• Avoid late afternoon or evening caffeine & sugar consumption. Sodas are usually a huge source of both sugar and caffeine.

• Avoid eating dinner any later than three hours before bed if it seems to energize your child. Eating too late at night raises the metabolic rate and energizes some children.

An evening bedtime snack that contains tryptophan can encourage a good night’s sleep. Tryptophan is an essential amino acid that the brain converts into the neurotransmitter, serotonin. Serotonin is then converted into

melatonin, which assists in sleep. Many children find a glass of warm milk calming and it is a good source of tryptophan.

Other sources of tryptophan include:

Cottage cheese, yogurt, pineapples, plums, bananas, eggs, turkey, sesame seeds, sunflower seeds, cashews and peanuts.

It’s best to combine these tryptophan-rich foods with complex carbohydrates like whole grain cereals, bread or potatoes; it helps the brain to absorb the tryptophan.

Bedtime snack suggestions:

Whole grain cereal with milk, oatmeal with milk, peanut butter sandwich with ground sesame seeds, oatmeal cookies with milk.

If your child has a bedtime snack, have it half an hour to an hour before bed.

Modified excerpt from: Eating Right for Sleep by Patti Teel. Read more in Pathways at

Beyond School Scoliosis Screenings

Posted with permission from Pathways: Modified excerpt from: "Growing Pains" and Chiropractic Care by Tricia Arndt, DC, DACCP. Read more in Pathways


Making decisions regarding the health and well-being of their families is an awesome responsibility for parents. With the magnitude of information available, making these critical decisions might seem confusing or even overwhelming. This may be confounded if there is a limited exposure to family chiropractic care.

The Association of Chiropractic Colleges has stated:

Chiropractic is concerned with the preservation and restoration of health, and focuses particular attention on the subluxation. A subluxation is a complex of functional and/or pathological articular changes that compromise neural integrity and may influence organ system function and general health.

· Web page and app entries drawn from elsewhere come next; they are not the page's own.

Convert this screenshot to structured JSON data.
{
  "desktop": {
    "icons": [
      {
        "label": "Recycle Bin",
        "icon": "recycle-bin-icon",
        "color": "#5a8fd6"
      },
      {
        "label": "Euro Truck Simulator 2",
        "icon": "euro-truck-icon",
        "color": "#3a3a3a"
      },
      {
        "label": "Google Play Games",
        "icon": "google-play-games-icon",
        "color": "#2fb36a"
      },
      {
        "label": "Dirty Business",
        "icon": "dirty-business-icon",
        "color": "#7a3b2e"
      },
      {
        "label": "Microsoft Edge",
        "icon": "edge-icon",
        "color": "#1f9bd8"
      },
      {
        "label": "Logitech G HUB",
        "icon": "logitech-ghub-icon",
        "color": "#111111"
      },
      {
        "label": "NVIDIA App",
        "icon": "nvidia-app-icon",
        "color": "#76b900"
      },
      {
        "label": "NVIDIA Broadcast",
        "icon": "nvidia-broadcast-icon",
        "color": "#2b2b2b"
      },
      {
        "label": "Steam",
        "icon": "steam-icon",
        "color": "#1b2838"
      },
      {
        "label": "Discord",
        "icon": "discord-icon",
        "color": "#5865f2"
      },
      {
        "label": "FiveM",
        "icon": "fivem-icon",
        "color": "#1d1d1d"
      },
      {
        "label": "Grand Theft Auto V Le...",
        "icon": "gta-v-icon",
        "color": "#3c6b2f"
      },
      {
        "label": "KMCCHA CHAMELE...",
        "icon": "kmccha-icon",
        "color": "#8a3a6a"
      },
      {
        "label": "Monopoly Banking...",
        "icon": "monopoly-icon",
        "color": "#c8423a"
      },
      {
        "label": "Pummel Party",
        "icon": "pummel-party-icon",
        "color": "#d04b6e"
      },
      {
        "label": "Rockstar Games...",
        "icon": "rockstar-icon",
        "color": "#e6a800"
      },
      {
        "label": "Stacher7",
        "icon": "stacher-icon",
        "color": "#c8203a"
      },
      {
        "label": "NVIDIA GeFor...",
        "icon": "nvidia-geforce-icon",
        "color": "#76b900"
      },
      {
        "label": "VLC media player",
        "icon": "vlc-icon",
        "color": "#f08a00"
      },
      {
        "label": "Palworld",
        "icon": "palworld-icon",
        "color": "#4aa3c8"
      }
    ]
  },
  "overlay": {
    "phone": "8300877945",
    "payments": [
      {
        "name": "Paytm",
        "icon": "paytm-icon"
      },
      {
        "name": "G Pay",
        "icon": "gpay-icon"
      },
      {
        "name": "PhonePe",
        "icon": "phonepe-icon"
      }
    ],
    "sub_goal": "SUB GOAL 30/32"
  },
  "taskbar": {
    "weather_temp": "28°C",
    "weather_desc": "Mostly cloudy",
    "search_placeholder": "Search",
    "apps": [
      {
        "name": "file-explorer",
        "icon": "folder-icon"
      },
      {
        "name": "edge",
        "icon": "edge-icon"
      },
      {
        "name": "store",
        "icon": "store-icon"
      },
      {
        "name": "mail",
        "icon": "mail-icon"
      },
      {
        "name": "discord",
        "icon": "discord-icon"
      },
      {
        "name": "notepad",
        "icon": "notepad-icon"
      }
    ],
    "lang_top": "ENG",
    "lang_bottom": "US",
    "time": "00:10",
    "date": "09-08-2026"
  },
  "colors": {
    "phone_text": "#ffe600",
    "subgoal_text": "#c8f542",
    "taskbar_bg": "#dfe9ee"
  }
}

What does this mean in terms of family health and wellbeing? The skull and vertebrae of the spine are bone structures that house and protect the central nervous system. Because of their intimate relationship with the nervous system, chiropractors evaluate these structures to determine if cranial and spinal dysfunction and accompanying nervous dysfunction, which compromise health, are present.

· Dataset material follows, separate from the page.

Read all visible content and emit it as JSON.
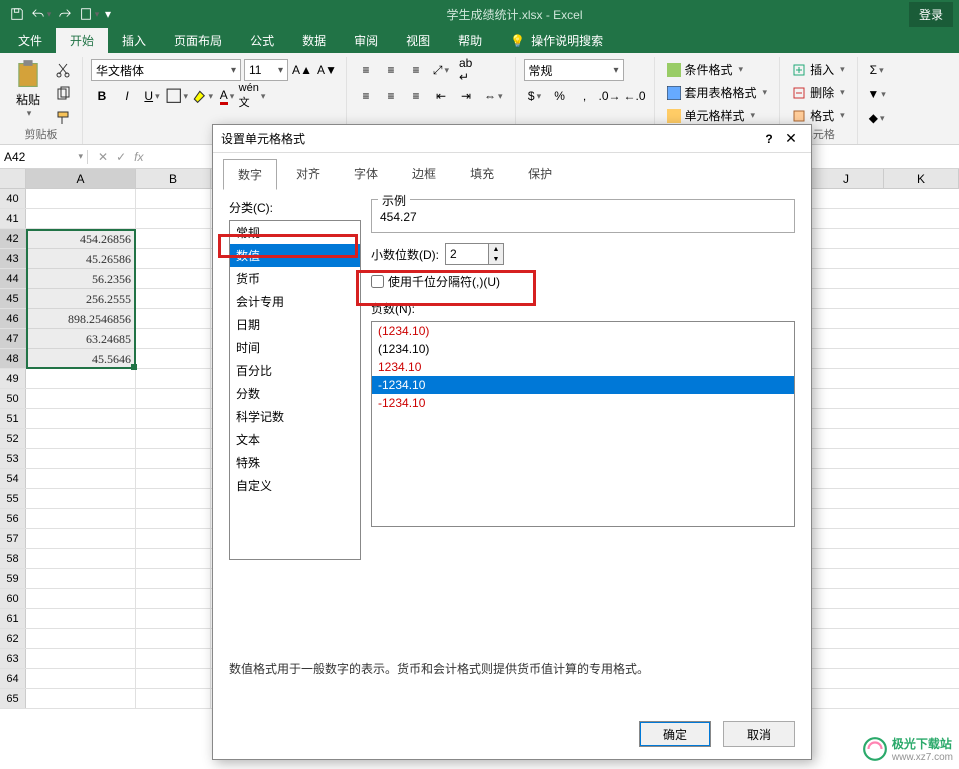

Some parents may assume that their children’s spines are fine because they know that the child’s school performs spinal evaluations. In fact, parents may not realize that the school screenings seek to identify a very specific type of spinal curvature called idiopathic scoliosis. The condition is considered to be rare in North America. It is understood that these types of programs attempt to identify children who may be candidates for medical orthopedic treatment in the form of spinal braces and surgery.

Parents may also be unaware, that while the screenings are common and even mandated in some areas, the reliability and effectiveness of this practice has met with concern and controversy. In consideration of this, even if a child "passes" such


child "passes" such a screening, they may still have spinal problems that need to be addressed, as these programs do not evaluate for chiropractic subluxations. Only chiropractors are educated and qualified to provide this critical service.

Numerous hours of education in anatomy, neurology, physiology and rigorous licensing examinations provide family chiropractors with the privileged opportunity to interact with a variety of patients of different ages, lifestyles and symptomatic presentations. With children, the experience is profound. We are keenly aware of the deleterious effects of chronic subluxations. We have observed that subluxations depress wellbeing and can be considered as risks for illness and future injury even in patients, such as children, who may not express complaints such as symptoms.(5) When armed with information, decisions regarding family health care are not as confusing or overwhelming. A better functioning nerve system and better health are intimately connected. ICPA Doctors of Chiropractic are committed to this connection. Parents can feel confident in their decision to include chiropractic care as an informed health choice

Modified excerpt from: Beyond School Scoliosis Screenings by Raelyn Cancel, D.C.Read more in Pathways at